◆ **Directions for this task**: Give the data again exactly as written, skipping any pictures.

◆ **Data for this exercise**:
"""
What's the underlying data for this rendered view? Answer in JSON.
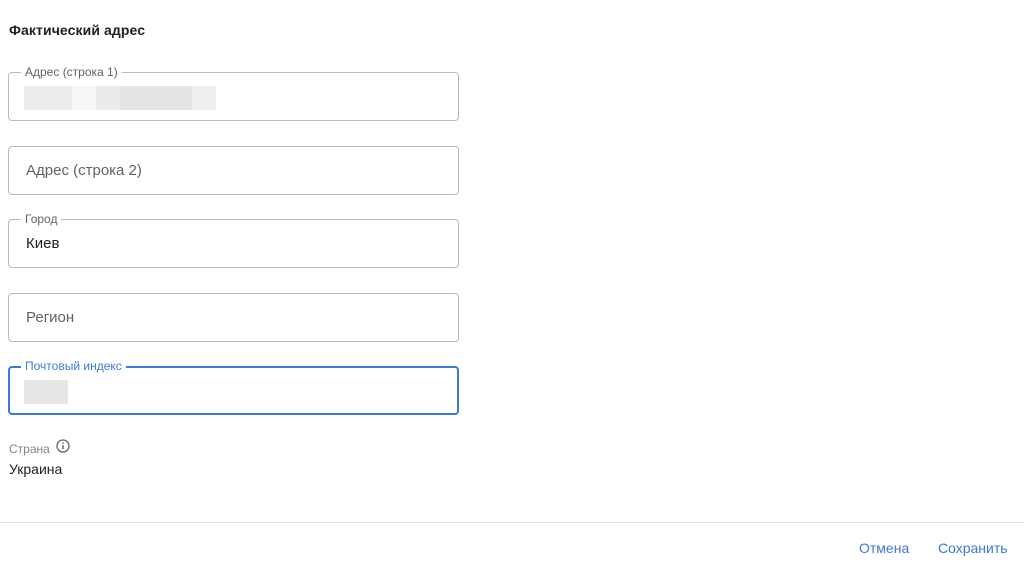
{
  "section": {
    "title": "Фактический адрес"
  },
  "fields": {
    "address_line1": {
      "label": "Адрес (строка 1)",
      "value": ""
    },
    "address_line2": {
      "placeholder": "Адрес (строка 2)"
    },
    "city": {
      "label": "Город",
      "value": "Киев"
    },
    "region": {
      "placeholder": "Регион"
    },
    "postal_code": {
      "label": "Почтовый индекс",
      "value": ""
    }
  },
  "country": {
    "label": "Страна",
    "value": "Украина",
    "icon": "info-icon"
  },
  "actions": {
    "cancel_label": "Отмена",
    "save_label": "Сохранить"
  },
  "colors": {
    "accent": "#3c7ad8",
    "border": "#b7b9bc",
    "label": "#5f6368"
  }
}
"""
◆ **Answer to the problem**:
What's the underlying data for this rendered view? Answer in JSON.
{
  "section": {
    "title": "Фактический адрес"
  },
  "fields": {
    "address_line1": {
      "label": "Адрес (строка 1)",
      "value": ""
    },
    "address_line2": {
      "placeholder": "Адрес (строка 2)"
    },
    "city": {
      "label": "Город",
      "value": "Киев"
    },
    "region": {
      "placeholder": "Регион"
    },
    "postal_code": {
      "label": "Почтовый индекс",
      "value": ""
    }
  },
  "country": {
    "label": "Страна",
    "value": "Украина",
    "icon": "info-icon"
  },
  "actions": {
    "cancel_label": "Отмена",
    "save_label": "Сохранить"
  },
  "colors": {
    "accent": "#3c7ad8",
    "border": "#b7b9bc",
    "label": "#5f6368"
  }
}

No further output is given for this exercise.